The Scottish Parliament’s Public Audit and Post-Legislative Scrutiny Committee is currently examining the Control of Dogs (Scotland) Act 2010 and wants to hear directly from communities on how effective the law has been in reducing the number of out of control dogs.
As part of its inquiry, committee member Colin Beattie MSP held a small focus group on Friday 14 December in St John’s and Kings Park Church, Dalkeith. Those who have been the victim of serious dog attacks, felt intimidated by out of control dogs, or own animals that have been attacked or killed by dogs, shared their thoughts on how this can be tackled.
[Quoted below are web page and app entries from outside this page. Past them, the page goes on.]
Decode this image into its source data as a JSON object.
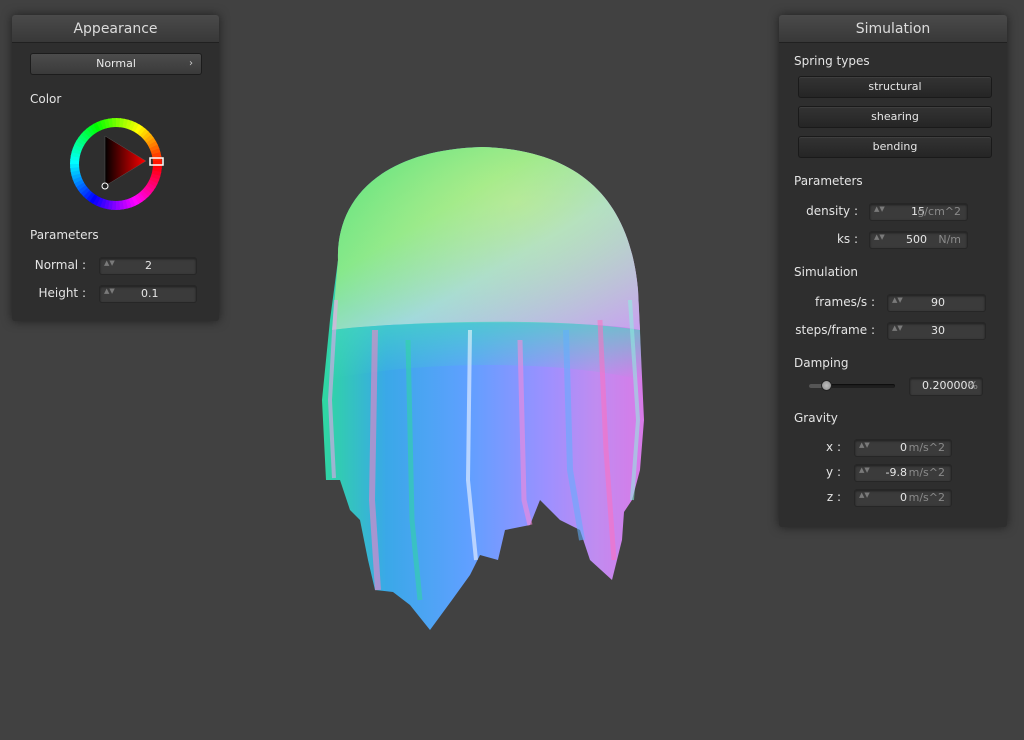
{
  "appearance": {
    "title": "Appearance",
    "shader_combo": {
      "value": "Normal",
      "chevron": "›"
    },
    "color_label": "Color",
    "parameters_label": "Parameters",
    "normal": {
      "label": "Normal :",
      "value": "2"
    },
    "height": {
      "label": "Height :",
      "value": "0.1"
    },
    "spin_glyph": "▲▼"
  },
  "simulation": {
    "title": "Simulation",
    "spring_types_label": "Spring types",
    "spring_buttons": [
      "structural",
      "shearing",
      "bending"
    ],
    "parameters_label": "Parameters",
    "density": {
      "label": "density :",
      "value": "15",
      "unit": "g/cm^2"
    },
    "ks": {
      "label": "ks :",
      "value": "500",
      "unit": "N/m"
    },
    "simulation_label": "Simulation",
    "frames": {
      "label": "frames/s :",
      "value": "90"
    },
    "steps": {
      "label": "steps/frame :",
      "value": "30"
    },
    "damping_label": "Damping",
    "damping": {
      "value": "0.200000",
      "unit": "%",
      "slider_fraction": 0.2
    },
    "gravity_label": "Gravity",
    "gx": {
      "label": "x :",
      "value": "0",
      "unit": "m/s^2"
    },
    "gy": {
      "label": "y :",
      "value": "-9.8",
      "unit": "m/s^2"
    },
    "gz": {
      "label": "z :",
      "value": "0",
      "unit": "m/s^2"
    }
  },
  "viewport": {
    "object": "cloth-draped-on-sphere",
    "shading": "normal-map-colors"
  }
}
The inquiry was prompted following concerns at the number of dog attacks in Scotland, with the number of people receiving treatment for dog bites rising from 1,939 in 2015 to 2,027 in 2016.
Public Audit and Post-Legislative Scrutiny Committee Member, Colin Beattie MSP, said:
“Our Committee wants to hear a wide range of views on whether the Control of Dogs Act is working as well as it should be.
“At the focus group, we heard that some individuals and families fear using their local parks and amenities where out of control dogs are known to frequent. We also know that dog attacks can often cause long-lasting damage to the victims, both physically and mentally.
“I would like to thank those in Dalkeith who shared their personal experiences with the Committee. All of their comments will help to shape our work in examining the Act, and whether it should be strengthened to prevent dog attacks in the future.”
The Control of Dogs (Scotland) Bill was a Members’ Bill introduced in the Scottish Parliament by Midlothian South MSP Christine Grahame on 22 June 2009.Tweet Share on Facebook